ACTIVITY — Please retype the listing exactly as it appears, skipping each picture.

MATERIAL FOR THIS TASK —
----
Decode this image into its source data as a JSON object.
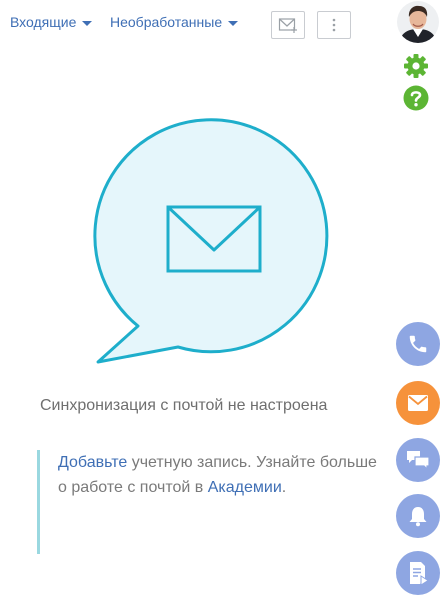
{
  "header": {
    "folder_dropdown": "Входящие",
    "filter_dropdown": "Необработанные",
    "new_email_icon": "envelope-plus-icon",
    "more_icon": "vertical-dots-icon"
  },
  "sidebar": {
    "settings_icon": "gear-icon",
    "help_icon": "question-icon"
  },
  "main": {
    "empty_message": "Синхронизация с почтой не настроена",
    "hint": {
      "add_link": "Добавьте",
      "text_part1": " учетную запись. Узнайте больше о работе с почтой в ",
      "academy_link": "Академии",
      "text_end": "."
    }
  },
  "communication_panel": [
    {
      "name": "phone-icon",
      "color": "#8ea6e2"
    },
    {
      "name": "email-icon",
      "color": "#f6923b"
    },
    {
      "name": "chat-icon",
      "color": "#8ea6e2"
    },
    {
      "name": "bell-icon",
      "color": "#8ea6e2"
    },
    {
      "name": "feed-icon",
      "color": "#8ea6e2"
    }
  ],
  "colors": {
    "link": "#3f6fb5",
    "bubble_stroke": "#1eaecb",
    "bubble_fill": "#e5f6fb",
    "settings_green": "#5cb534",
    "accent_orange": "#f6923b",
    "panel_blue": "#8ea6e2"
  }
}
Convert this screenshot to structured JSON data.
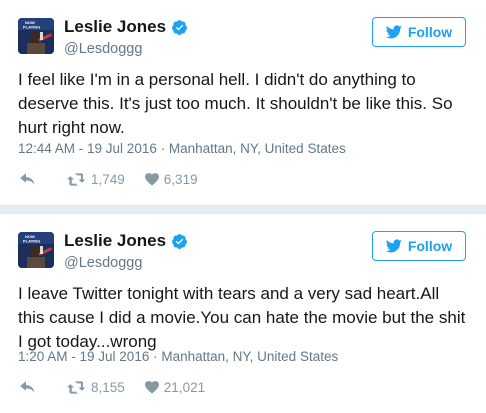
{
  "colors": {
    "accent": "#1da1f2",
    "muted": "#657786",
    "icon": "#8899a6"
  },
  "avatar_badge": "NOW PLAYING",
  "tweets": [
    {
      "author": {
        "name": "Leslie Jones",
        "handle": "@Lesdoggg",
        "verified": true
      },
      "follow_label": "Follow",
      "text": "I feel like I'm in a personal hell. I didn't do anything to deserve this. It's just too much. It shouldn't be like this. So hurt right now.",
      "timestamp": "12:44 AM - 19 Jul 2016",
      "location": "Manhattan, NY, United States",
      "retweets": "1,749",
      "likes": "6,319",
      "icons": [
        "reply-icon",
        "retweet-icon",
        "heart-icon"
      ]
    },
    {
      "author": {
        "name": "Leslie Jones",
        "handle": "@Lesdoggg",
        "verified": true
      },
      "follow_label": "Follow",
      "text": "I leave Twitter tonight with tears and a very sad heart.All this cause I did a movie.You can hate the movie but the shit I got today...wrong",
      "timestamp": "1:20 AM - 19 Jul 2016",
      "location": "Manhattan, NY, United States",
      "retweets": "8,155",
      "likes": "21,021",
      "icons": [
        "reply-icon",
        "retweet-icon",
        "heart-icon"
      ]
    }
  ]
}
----
RESPONSE AREA —
Decode this image into its source data as a JSON object.
{
  "header": {
    "folder_dropdown": "Входящие",
    "filter_dropdown": "Необработанные",
    "new_email_icon": "envelope-plus-icon",
    "more_icon": "vertical-dots-icon"
  },
  "sidebar": {
    "settings_icon": "gear-icon",
    "help_icon": "question-icon"
  },
  "main": {
    "empty_message": "Синхронизация с почтой не настроена",
    "hint": {
      "add_link": "Добавьте",
      "text_part1": " учетную запись. Узнайте больше о работе с почтой в ",
      "academy_link": "Академии",
      "text_end": "."
    }
  },
  "communication_panel": [
    {
      "name": "phone-icon",
      "color": "#8ea6e2"
    },
    {
      "name": "email-icon",
      "color": "#f6923b"
    },
    {
      "name": "chat-icon",
      "color": "#8ea6e2"
    },
    {
      "name": "bell-icon",
      "color": "#8ea6e2"
    },
    {
      "name": "feed-icon",
      "color": "#8ea6e2"
    }
  ],
  "colors": {
    "link": "#3f6fb5",
    "bubble_stroke": "#1eaecb",
    "bubble_fill": "#e5f6fb",
    "settings_green": "#5cb534",
    "accent_orange": "#f6923b",
    "panel_blue": "#8ea6e2"
  }
}
Convert this screenshot to structured JSON data.
{
  "colors": {
    "accent": "#1da1f2",
    "muted": "#657786",
    "icon": "#8899a6"
  },
  "avatar_badge": "NOW PLAYING",
  "tweets": [
    {
      "author": {
        "name": "Leslie Jones",
        "handle": "@Lesdoggg",
        "verified": true
      },
      "follow_label": "Follow",
      "text": "I feel like I'm in a personal hell. I didn't do anything to deserve this. It's just too much. It shouldn't be like this. So hurt right now.",
      "timestamp": "12:44 AM - 19 Jul 2016",
      "location": "Manhattan, NY, United States",
      "retweets": "1,749",
      "likes": "6,319",
      "icons": [
        "reply-icon",
        "retweet-icon",
        "heart-icon"
      ]
    },
    {
      "author": {
        "name": "Leslie Jones",
        "handle": "@Lesdoggg",
        "verified": true
      },
      "follow_label": "Follow",
      "text": "I leave Twitter tonight with tears and a very sad heart.All this cause I did a movie.You can hate the movie but the shit I got today...wrong",
      "timestamp": "1:20 AM - 19 Jul 2016",
      "location": "Manhattan, NY, United States",
      "retweets": "8,155",
      "likes": "21,021",
      "icons": [
        "reply-icon",
        "retweet-icon",
        "heart-icon"
      ]
    }
  ]
}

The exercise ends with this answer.